#616…”Check TIME on Adolescents and Depression”


Something’s up…TIME‘s getting much better!


   I highly recommend the Nov. 7, 2016 issue. (Go to your dentist’s office to locate a copy if all else fails…)


   The cover story by Susanna Schrobsdorff, “Anxiety, Depression, and the American Adolscent” will open your eyes with tears and concern.


   The piece is well written, except for…


For more use the DOOR.




   First, I mention this not only as a Christian, but as the son of a psychiatrist and as one who majored in psychology in college.

   Schrobsdorff’s point that she’s dealing with: “The Kids Are Not All Right.” This is not jaw-dropping news to most folks who live around people. But the description about what’s happening to teens on higher economic levels (her main focus) is concisely described with charts and narrative. A shocking number of adolescents are “cutting themselves” not only to commit suicide, but the relieve themselves from emotional pain, which many learn about from others through our technological wonderland.

   This is just one example.

   Many, many kids, unknown to others live in a personal emotional hell that their parents and teachers are totally unaware of. One datum: Teens ages 13 to 18, 6,300,000 of them, have had an “anxiety disorder” (a term that, of course, needs defining) in 2015. That’s 25% of them.

   One psychiatrist, Fadi Haddad, offers 5 suggestions (that need more explaining than what’s here):

   (1)  Talk (with kids) about the real stuff.

   (2)  Pay attention, but don’t smother them.

   (3)  Resist getting angry.

   (4)  Don’t put off getting help.

   (5)  Treat the whole family.

   I don’t disagree with this, but I can’t help but notice that one key thing has been ignored: the spiritual dimension–not just general stuff, but the dimension that serious Christians are well aware of.

   In my years in evangelical Christian churches, and teaching high school students in Sunday School and working with them in youth groups, I’ve seen how God and Bible can have a real positive effect on teen behavior.

   I heartily agree with the “5” above, but sharing with kids news about the power of God can have a positive effect on what’s bedeviling children–and their parents–today.

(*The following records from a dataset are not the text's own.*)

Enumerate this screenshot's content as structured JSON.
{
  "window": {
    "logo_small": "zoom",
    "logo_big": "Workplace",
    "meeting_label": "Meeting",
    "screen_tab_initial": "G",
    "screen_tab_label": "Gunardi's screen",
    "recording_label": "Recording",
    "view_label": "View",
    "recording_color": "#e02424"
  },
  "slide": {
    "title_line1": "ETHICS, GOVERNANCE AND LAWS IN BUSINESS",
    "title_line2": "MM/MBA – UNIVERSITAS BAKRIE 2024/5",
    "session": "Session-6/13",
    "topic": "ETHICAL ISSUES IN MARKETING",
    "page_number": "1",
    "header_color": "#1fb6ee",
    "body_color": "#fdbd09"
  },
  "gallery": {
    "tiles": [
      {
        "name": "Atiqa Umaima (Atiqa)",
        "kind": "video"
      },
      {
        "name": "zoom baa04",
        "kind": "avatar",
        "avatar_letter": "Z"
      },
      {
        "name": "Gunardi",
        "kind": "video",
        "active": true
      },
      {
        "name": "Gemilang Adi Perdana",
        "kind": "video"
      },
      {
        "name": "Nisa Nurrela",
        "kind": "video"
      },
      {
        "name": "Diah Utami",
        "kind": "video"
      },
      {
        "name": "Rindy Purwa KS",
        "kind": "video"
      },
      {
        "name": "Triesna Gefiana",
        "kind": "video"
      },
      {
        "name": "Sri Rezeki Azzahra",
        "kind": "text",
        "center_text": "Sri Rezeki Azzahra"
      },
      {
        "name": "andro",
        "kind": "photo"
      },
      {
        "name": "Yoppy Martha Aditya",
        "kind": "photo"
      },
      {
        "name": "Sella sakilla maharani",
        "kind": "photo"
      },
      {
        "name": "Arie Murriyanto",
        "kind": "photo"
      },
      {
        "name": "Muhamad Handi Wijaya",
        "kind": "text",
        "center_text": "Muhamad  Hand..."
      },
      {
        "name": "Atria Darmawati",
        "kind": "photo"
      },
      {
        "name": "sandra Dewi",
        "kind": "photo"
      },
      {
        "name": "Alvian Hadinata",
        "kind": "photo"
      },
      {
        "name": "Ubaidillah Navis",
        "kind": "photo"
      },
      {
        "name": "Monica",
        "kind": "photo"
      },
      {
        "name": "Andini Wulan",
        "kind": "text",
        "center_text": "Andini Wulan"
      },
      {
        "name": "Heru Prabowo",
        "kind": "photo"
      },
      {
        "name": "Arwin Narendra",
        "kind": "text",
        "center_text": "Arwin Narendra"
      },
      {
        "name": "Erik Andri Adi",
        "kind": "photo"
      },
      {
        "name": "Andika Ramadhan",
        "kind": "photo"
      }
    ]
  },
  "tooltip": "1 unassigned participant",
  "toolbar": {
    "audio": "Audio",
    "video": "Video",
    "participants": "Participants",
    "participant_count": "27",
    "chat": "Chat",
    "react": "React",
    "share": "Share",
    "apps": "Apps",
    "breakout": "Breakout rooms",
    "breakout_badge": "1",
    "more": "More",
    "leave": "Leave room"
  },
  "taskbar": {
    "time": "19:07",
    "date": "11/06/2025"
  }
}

   I will only add this: Ask questions often. And let kids ask questions. Don’t lie to them. Always tell the truth, and if you don’t have an answer or a good response to what they ask, say so.


Author: John Knapp